- Tinea corporis (body) – Also known as “ringworm”. This fungus tends to be contracted from other people or from animals, such as dogs and cats. It appears as slightly red, scaly rings on the body. There may be one or many lesions on the body. It is often spread amongst wrestlers due to the close body contact.
- Tinea cruris (leg folds) – Also known as “jock itch”. This itchy groin rash appears as red scaly patches in the leg folds. It is often found in people who also have athlete’s foot, as the fungus can be carried from the feet to the groin while getting dressed.

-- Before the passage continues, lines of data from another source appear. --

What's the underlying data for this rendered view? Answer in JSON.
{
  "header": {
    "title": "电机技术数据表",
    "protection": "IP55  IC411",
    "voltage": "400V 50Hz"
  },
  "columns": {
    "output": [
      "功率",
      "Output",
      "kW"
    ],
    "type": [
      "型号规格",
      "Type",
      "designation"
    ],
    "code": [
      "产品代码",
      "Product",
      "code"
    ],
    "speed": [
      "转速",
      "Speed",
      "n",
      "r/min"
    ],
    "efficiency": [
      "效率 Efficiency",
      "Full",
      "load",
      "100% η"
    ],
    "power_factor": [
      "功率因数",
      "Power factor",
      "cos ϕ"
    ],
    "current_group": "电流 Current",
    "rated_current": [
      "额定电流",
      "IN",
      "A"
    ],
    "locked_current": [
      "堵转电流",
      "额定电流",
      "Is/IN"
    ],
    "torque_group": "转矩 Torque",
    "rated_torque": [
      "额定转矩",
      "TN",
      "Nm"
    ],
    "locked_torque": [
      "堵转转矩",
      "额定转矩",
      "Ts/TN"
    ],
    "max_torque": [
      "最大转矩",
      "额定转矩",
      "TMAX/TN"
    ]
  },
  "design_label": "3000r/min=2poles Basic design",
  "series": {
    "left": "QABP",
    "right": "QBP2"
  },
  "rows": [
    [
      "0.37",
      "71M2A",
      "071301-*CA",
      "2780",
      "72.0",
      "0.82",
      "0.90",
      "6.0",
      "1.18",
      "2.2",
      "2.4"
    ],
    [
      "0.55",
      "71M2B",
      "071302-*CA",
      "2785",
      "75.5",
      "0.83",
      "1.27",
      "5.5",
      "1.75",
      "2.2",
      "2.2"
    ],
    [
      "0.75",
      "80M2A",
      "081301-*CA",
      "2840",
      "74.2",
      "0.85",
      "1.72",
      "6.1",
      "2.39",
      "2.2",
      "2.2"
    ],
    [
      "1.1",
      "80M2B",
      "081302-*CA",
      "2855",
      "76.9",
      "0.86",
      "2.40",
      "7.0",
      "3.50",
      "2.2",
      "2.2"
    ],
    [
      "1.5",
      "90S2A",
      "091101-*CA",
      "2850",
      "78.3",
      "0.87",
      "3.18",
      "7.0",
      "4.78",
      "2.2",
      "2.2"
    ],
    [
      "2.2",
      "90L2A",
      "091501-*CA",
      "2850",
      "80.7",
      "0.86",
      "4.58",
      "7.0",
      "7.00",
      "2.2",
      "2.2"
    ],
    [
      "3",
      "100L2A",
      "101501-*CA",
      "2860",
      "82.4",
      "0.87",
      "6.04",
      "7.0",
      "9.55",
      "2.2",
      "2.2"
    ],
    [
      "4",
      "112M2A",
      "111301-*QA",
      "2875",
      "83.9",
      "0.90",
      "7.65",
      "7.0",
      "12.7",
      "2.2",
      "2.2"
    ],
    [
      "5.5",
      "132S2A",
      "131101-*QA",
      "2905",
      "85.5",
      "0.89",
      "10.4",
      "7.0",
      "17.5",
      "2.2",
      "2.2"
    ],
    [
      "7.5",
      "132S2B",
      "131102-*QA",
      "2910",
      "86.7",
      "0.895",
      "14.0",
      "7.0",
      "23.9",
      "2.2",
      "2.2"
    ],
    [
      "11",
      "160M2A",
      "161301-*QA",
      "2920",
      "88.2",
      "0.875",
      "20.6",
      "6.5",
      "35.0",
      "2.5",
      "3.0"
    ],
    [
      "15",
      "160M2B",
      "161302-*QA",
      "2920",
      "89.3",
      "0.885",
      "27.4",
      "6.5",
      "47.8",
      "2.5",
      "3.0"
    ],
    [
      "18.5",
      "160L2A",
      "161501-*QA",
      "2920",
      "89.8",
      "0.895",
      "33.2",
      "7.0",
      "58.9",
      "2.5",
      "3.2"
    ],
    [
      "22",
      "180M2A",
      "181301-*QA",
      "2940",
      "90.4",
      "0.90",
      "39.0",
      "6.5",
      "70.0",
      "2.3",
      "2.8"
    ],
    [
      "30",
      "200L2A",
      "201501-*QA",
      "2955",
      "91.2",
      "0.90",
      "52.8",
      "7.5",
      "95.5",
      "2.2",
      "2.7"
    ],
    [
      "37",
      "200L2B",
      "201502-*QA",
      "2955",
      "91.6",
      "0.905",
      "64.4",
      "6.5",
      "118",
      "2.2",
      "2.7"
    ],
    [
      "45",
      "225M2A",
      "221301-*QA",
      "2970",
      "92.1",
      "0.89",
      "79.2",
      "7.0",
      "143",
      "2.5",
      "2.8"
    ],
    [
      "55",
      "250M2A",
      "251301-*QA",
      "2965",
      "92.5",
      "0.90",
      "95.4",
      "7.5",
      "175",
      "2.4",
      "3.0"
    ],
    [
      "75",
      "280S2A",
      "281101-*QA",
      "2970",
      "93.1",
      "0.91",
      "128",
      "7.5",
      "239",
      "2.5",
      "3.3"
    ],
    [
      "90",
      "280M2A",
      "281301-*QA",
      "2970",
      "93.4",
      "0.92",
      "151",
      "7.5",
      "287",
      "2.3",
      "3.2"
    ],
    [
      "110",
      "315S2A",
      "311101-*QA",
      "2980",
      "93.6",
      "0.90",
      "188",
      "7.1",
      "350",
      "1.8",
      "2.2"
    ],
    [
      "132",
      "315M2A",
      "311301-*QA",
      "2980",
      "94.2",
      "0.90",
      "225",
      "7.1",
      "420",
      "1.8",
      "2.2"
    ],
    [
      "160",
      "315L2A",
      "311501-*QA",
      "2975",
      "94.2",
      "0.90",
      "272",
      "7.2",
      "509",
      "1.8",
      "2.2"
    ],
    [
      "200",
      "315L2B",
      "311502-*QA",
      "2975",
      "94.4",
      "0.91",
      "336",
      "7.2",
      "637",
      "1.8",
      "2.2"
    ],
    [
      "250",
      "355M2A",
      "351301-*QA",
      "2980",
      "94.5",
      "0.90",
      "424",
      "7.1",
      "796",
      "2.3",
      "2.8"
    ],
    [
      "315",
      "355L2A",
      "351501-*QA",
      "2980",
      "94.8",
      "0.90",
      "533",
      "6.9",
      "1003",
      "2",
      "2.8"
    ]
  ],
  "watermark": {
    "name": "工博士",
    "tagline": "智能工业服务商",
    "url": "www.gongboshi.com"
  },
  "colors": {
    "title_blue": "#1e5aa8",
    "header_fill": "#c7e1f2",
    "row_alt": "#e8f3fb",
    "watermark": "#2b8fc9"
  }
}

- Tinea pedis (feet) – Some people have a family trait that allows chronic growth of fungus on the feet, and occasionally on one of the hands. Such chronic infections begin after adolescence on the soles and between the toes and may progress in later years to involve itching. Occasionally it can be severe and cause blisters on the feet. Involvement of the nails (Onychomycosis) can occur, appearing as thickened, crumbling nails, or debris underneath the nail. The great toenails are most often involved.
Antifungal lotions, creams, powders, and pills can be prescribed by your Provider.
- Tinea capitis and Onychomycosis (Nail Fungus)– This often requires antifungal pills as the hair follicles are involved. Griseofulvin, itraconazole, and terbenafine (Lamisil) are three different antifungals, each with its own possible side effects and dosage forms. Most antifungal pills can affect the liver, so abstinence from medications and alcohol which can also affect the liver is recommended during treatment. Some medications also require blood tests. Your Physician will discuss this with you. Using a selenium sulfide shampoo (for tinea capitis) is recommended to prevent fungal spores from reinfecting the site. Jublia is a topical liquid medication which can be used nightly for 52 weeks, to the affected nails to treat them.
- Tinea Pedis – antifungal creams, such as Luzu and econazole, are used twice daily for 2 weeks to the feet and in between the toes to treat foot fungus. It is important to use antifungal powder (zeasorb AF) in all shoes to prevent reinfection
- Tinea corporis or cruris – “Ringworm” and “Jock itch” are often cured with topical antifungal creams alone. These are typically applied twice daily until the rash has cleared, and then used for 2 weeks after clearance to prevent recurrence. Occasionally an antifungal pill is prescribed for ringworm if it doesn’t respond to creams.